Historical context note
This is one of a series of photographs taken by Lawton of the archaeological sites of Anuradhapura, Mihintale, Polonnaruwa and Sigiriya (1870-71). This series was commissioned by the Archaeological Committee (set up by the Governor of Ceylon in 1868) and became his signature work. Photographic surveys, conducted by Lawton and competitors such as the more prolific commercial firm WLH Skeen and Co., coincided with antiquarian scholarship that emerged as a result of the deforestation necessary to lay roadways, railways and plantations in the last quarter of the nineteenth century. This process was propelled by an expansion of both the export and tourist economies. A colleague of Lawton's proposed that his involvement in the physical labour of clearing the archaeological sites that he photographed contributed to his death. After Lawton's death, many prints were produced by the firm for the tourist market, however, the original negatives were sold to a variety of different clients and are now considered to be lost.
Photograph of the Et Vihara Dagoba at Mihintale, Sri Lanka, by Joseph Lawton, albumen print, 1870-1.
Bibliographic References (Citation, Note/Abstract, NAL no)
Regeneration: A Reappraisal of Photography in Ceylon, 1850-1900. London: British Council, 2000. ISBN 086355444X
Falconer, John. Pattern of photographic surveys: Joseph Lawton in Ceylon. In: Pelizzari, Maria Antonella. ed. Traces of India: Photography, Architecture, and the Politics of Representation, 1850-1900. Montréal: Canadian Centre for Architecture, 2003. 156-173p., ISBN 0920785743.

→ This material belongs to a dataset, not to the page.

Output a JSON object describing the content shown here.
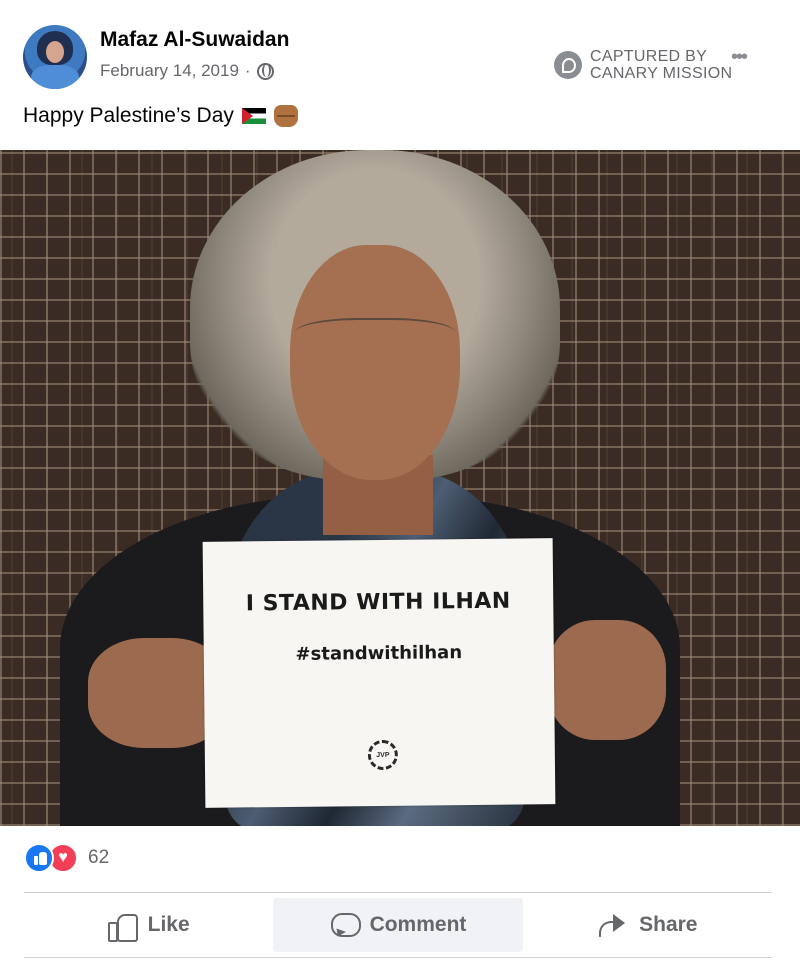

Likely printed between 1872 and 1882
Attribution note: This is one of a series of photographs taken by Lawton of the archaeological sites of Anuradhapura, Mihintale, Polonnaruwa and Sigiriya (1870-71), commissioned by the Archaeological Committee which the Governor of Ceylon set up in 1868. Two sets of these photographs were produced by Lawton: one which remained in Sri Lanka (now in such poor condition it is considered to be unusable) and a second which was sent to the Colonial Office in London (first kept in the Library of the Foreign and Commonwealth Office and now in The National Archives). After Lawton's death in 1872, further images were produced by the firm under the supervision of his wife and sold largely to a tourist market. Reprints of this particular photograph appear in an album currently held in the Word and Image Department (PH.1202:85-1920) as well as in the Scott Collection (92/16/3) within the India Office Select Materials of the British Library.
Sri Lanka; Archaeological sites